Treasury moots tax-free savings accounts from March
THE Treasury is pushing for the introduction of tax-free savings accounts from March next year in an apparent effort to boost savings in South Africa’s stretched economy.
The department on Friday announced the publication of the draft notice and regulations required to allow for tax-free savings.
The Treasury said the objective of introducing taxfree saving accounts was to encourage individuals to save, which would reduce the financial vulnerability and reliance on debt when there were unexpected shocks to their normal income or sudden large expenditures.
“A secondary objective is to increase the overall level of savings in the economy, which would bring wider macroeconomic benefits,” it said.
The tax-free savings are discretionary non-retirement savings by households.
Any individual will be able to contribute up to R30 000 a year in tax-free savings and investments with a lifetime contribution limit of R500 000.
The draft notice, which was published on Friday, says licensed banks, long-term insurance companies, managers of registered collective investment schemes (unit trusts), authorised users and linked investment service providers will be able to offer tax-free savings accounts.
South Africa has a dismal savings rate, according to the South African Savings Institute.
While corporates are saving, the government and individual South Africans are not.
The Treasury published a technical discussion paper ”Incentivising non-retirement savings” on October 4, 2012, and the draft notice follows from that and the subsequent Taxation Laws Amendment Bill 2014.
The Treasury said on Friday the savings products might not have restrictions on when returns were paid or on the level of returns paid to the individual. Products with performance fees will also not qualify as tax-free investments.
It said products that exposed an investor to an excessive level of market risk were excluded. Products must allow individuals to be able to access their savings and investment within seven business days after they requested it.

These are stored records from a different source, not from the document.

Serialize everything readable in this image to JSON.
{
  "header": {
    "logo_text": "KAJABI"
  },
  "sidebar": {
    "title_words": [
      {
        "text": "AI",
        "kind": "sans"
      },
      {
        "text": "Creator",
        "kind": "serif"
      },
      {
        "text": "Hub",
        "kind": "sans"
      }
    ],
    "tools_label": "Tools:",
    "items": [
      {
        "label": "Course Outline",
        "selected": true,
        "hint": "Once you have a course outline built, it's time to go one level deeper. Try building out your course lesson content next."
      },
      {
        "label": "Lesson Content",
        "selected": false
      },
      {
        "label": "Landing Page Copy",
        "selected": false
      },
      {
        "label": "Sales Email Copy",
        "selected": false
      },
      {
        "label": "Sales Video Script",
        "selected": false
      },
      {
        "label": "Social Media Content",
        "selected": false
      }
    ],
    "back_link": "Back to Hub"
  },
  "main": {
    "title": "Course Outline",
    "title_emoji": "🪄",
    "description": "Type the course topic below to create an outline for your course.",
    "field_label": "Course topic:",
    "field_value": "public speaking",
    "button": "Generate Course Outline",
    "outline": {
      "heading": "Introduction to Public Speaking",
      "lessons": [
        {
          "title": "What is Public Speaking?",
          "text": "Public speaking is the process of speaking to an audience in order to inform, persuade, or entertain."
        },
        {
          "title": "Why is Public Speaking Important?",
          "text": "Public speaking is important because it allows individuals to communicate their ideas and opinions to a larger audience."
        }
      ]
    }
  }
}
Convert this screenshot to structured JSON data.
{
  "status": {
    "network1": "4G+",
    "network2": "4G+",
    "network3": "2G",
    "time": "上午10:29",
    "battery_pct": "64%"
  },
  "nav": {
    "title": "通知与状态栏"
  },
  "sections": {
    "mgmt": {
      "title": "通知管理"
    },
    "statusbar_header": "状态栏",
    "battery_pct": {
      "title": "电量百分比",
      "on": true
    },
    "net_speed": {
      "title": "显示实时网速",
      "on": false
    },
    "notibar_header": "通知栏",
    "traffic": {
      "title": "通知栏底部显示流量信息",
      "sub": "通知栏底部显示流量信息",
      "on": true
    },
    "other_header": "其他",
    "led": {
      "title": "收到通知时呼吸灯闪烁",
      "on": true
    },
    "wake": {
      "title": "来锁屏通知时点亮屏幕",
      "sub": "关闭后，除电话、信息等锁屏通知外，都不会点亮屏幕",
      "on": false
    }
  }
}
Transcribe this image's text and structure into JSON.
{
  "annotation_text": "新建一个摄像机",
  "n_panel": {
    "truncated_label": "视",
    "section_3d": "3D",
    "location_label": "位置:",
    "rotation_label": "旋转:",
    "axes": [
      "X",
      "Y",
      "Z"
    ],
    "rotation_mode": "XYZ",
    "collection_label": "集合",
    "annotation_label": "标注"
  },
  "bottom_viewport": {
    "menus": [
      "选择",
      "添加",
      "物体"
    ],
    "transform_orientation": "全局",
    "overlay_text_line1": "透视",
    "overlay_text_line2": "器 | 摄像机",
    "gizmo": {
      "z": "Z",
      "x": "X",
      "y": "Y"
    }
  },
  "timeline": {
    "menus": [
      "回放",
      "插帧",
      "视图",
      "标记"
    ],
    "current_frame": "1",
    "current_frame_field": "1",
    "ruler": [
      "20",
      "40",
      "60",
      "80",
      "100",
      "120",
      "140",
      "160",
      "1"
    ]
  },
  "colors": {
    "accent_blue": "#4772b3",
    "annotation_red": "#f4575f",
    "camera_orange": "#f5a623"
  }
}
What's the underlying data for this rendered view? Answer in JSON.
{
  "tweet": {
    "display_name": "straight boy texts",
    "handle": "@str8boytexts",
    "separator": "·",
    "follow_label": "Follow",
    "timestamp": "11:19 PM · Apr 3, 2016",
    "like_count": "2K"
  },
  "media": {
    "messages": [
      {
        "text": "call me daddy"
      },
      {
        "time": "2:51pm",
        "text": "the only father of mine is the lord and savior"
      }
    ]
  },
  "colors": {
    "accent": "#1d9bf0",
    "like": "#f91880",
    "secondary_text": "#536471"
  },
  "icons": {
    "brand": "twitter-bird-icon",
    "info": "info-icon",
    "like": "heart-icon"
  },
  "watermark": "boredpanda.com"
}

The Treasury said service providers must be transparent in how they offered tax-free savings and investments and would have to comply with existing disclosure parameters outlined in the legislation.
Econometrix said on Friday the debt position of households could be expected to remain strained over the medium term due to high inflation, averaging an annual 6.2 percent target band over the year’s first six months, although it declined back within the 3 percent to 6 percent target range at 5.9 percent in September.
This was also due to higher debt servicing costs, following rate hikes, which raised the repo rate to 5.75 percent, high debt levels and a weak economic growth outlook.
Deon Fourie, an economist at Econometrix, said total household debt declined on an annual growth basis to 4.7 per- cent in the second quarter from 5.4 percent in the previous one.
While household debt as a percentage of disposable income continued to decline for the fourth consecutive quarter to 73.5 percent in the second quarter, from 74.4 percent in the first quarter, household debt stress was intensified by an unchanged income-gearing ratio.
Income-gearing ratio is debt servicing cost as a percentage of personal disposable income.
He said the TransUnion Consumer Credit Index for the third quarter persisted below the 50 point mark for the eleventh straight quarter, indicating the credit health of consumers continued weakening.